Sunday, March 10, 2013

'Jezebel' Was Bette Davis' Show

I suspected the truth about "Jezebel" (which premiered 75 years ago today) long before I learned what the truth was.

Bette Davis, like many other famous actresses of that time, was passed over when the role of Scarlett O'Hara in "Gone With the Wind" was cast. The role of Jezebel (the character's name was Julie), I suspected, was Warner Bros.' way of making it up to her.

It was a pretty good consolation prize. William Wyler (who later directed cinema classics like "Mrs. Miniver," "The Best Years of Our Lives," "Ben–Hur" and "Ronan Holiday") was the director, and Henry Fonda and George Brent were her co–stars.

Scarlett and Julie weren't very different, I guess (other than the fact that "Gone With the Wind" was a bestseller and a Pulitzer Prize winner).

Both were tough Southern gals. I have known several real–life Scarletts and Julies in my life. They were seldom, if ever, as affluent as Scarlett and Julie, but they were every bit as headstrong.

There were many other similarities, as well as some significant differences. Scarlett, of course, was from Georgia. Julie hailed from New Orleans.

And Scarlett's story was played out against the backdrop of the Civil War whereas Julie's story took place several years before the war broke out. I'll leave it to individual viewers to ascertain which setting was more dramatic, but both roles were undeniably dramatic.

I guess nearly everyone has seen "Gone With the Wind" so I won't go into much more detail about the character of Scarlett O'Hara. I'll just tell you a little more — and you can decide if there is any resemblance.

Scarlett, of course, was in love with Ashley, but she never married him. Julie had a fiancee whom she lost because she was stubborn, willful, prideful and vain. Sound familiar?

Julie's fiancee was played by Fonda — and I honestly can't think of any other role that Fonda played in his long, distinguished career that was more wooden than Preston Dillard. In fact, I've often wondered if Fonda wouldn't have had more to work with if he had been cast as Ashley.

For all his shortcomings, at least Ashley's character was multidimensional.

I guess that was OK, though. "Jezebel" was about Bette Davis.

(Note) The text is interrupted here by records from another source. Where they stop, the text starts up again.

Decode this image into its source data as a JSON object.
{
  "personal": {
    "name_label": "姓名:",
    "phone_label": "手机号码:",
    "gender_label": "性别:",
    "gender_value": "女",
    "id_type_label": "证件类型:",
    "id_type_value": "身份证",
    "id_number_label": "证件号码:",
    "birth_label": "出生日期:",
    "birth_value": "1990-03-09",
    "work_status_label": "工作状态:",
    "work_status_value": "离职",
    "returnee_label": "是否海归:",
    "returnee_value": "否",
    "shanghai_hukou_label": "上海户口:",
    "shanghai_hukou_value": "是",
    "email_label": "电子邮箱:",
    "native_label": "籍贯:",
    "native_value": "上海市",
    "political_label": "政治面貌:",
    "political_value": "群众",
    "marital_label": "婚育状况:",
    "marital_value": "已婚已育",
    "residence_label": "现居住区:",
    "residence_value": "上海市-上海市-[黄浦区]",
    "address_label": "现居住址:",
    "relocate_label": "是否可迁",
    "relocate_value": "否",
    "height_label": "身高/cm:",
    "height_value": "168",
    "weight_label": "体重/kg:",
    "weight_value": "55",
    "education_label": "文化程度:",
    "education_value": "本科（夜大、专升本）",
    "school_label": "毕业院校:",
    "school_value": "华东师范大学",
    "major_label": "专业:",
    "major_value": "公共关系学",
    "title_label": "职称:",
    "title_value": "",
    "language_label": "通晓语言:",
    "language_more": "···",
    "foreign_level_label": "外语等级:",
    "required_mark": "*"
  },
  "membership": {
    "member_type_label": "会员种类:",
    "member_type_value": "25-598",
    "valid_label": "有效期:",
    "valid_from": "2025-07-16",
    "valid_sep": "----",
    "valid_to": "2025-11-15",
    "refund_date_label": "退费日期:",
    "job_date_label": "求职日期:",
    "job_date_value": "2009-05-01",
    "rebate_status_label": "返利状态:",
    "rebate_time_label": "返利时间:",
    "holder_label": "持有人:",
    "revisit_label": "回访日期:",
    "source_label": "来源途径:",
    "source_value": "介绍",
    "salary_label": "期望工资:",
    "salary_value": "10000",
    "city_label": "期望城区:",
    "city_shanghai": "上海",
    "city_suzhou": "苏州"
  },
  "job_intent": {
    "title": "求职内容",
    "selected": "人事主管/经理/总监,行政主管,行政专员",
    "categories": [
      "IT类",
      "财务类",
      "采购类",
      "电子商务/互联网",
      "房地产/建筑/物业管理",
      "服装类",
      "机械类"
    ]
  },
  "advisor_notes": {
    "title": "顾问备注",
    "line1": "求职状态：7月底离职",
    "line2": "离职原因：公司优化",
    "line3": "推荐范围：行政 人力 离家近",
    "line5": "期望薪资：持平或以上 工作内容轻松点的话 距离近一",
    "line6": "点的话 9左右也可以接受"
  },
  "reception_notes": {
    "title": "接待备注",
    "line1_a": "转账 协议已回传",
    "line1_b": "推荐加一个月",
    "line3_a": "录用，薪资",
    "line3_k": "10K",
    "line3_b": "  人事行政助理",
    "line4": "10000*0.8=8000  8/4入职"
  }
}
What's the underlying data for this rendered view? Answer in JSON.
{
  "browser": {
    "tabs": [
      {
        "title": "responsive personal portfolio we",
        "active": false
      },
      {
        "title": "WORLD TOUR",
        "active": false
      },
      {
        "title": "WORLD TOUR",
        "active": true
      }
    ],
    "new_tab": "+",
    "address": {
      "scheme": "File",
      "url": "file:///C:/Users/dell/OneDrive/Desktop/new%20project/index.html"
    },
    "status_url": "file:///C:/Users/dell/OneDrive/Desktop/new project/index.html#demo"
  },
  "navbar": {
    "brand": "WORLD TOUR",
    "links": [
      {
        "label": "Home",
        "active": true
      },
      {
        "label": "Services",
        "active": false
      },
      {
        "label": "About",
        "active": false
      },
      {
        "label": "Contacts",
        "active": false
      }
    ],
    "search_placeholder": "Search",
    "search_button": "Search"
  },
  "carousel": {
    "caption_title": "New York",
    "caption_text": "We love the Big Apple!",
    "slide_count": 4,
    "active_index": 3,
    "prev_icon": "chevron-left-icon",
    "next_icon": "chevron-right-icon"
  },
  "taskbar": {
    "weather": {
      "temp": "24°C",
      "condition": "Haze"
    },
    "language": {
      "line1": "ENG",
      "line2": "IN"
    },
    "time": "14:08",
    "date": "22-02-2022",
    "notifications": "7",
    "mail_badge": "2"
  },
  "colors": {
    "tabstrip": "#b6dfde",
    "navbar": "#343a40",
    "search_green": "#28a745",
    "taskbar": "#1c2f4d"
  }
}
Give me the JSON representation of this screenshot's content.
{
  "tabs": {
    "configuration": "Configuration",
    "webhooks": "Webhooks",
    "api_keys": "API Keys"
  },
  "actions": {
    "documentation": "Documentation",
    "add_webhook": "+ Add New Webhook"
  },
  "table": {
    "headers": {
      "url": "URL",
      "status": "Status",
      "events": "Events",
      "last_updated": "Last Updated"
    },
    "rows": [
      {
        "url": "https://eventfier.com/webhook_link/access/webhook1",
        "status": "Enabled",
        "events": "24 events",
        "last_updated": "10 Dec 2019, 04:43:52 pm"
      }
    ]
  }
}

But that's just my opinion.

You can take my word for it. Or, better still, you can watch it and judge for yourself. "Jezebel" will be shown on Turner Classic Movies Friday, March 15.